Febuxostat compared with allopurinol in patients with hyperuricemia and gout.N Engl J Med. 2005 Dec 08; 353(23):2450-61.NEJM
Febuxostat, a novel nonpurine selective inhibitor of xanthine oxidase, is a potential alternative to allopurinol for patients with hyperuricemia and gout.
We randomly assigned 762 patients with gout and with serum urate concentrations of at least 8.0 mg per deciliter (480 micromol per liter) to receive either febuxostat (80 mg or 120 mg) or allopurinol (300 mg) once daily for 52 weeks; 760 received the study drug. Prophylaxis against gout flares with naproxen or colchicine was provided during weeks 1 through 8. The primary end point was a serum urate concentration of less than 6.0 mg per deciliter (360 micromol per liter) at the last three monthly measurements. The secondary end points included reduction in the incidence of gout flares and in tophus area.
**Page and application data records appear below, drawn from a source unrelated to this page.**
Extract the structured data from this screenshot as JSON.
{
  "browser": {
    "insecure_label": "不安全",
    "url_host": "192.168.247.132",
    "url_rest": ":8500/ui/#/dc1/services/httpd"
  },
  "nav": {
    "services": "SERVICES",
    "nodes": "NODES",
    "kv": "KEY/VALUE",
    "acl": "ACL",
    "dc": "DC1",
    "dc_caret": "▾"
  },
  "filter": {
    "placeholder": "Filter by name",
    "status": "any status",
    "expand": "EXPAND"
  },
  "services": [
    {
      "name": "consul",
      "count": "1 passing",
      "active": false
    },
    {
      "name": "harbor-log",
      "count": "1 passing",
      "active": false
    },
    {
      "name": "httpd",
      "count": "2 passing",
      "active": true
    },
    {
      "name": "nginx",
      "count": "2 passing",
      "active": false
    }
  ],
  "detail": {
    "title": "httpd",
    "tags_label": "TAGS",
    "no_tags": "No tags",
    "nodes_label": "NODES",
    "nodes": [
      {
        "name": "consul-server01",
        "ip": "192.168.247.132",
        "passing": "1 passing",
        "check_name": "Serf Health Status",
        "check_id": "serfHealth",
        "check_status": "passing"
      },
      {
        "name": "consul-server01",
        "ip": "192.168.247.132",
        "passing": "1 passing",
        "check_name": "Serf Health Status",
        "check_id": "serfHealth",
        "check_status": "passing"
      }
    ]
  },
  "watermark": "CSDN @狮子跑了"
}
The primary end point was reached in 53 percent of patients receiving 80 mg of febuxostat, 62 percent of those receiving 120 mg of febuxostat, and 21 percent of those receiving allopurinol (P<0.001 for the comparison of each febuxostat group with the allopurinol group). Although the incidence of gout flares diminished with continued treatment, the overall incidence during weeks 9 through 52 was similar in all groups: 64 percent of patients receiving 80 mg of febuxostat, 70 percent of those receiving 120 mg of febuxostat, and 64 percent of those receiving allopurinol (P=0.99 for 80 mg of febuxostat vs. allopurinol; P=0.23 for 120 mg of febuxostat vs. allopurinol). The median reduction in tophus area was 83 percent in patients receiving 80 mg of febuxostat and 66 percent in those receiving 120 mg of febuxostat, as compared with 50 percent in those receiving allopurinol (P=0.08 for 80 mg of febuxostat vs. allopurinol; P=0.16 for 120 mg of febuxostat vs. allopurinol). More patients in the high-dose febuxostat group than in the allopurinol group (P=0.003) or the low-dose febuxostat group discontinued the study. Four of the 507 patients in the two febuxostat groups (0.8 percent) and none of the 253 patients in the allopurinol group died; all deaths were from causes that the investigators (while still blinded to treatment) judged to be unrelated to the study drugs (P=0.31 for the comparison between the combined febuxostat groups and the allopurinol group).
Febuxostat, at a daily dose of 80 mg or 120 mg, was more effective than allopurinol at the commonly used fixed daily dose of 300 mg in lowering serum urate. Similar reductions in gout flares and tophus area occurred in all treatment groups.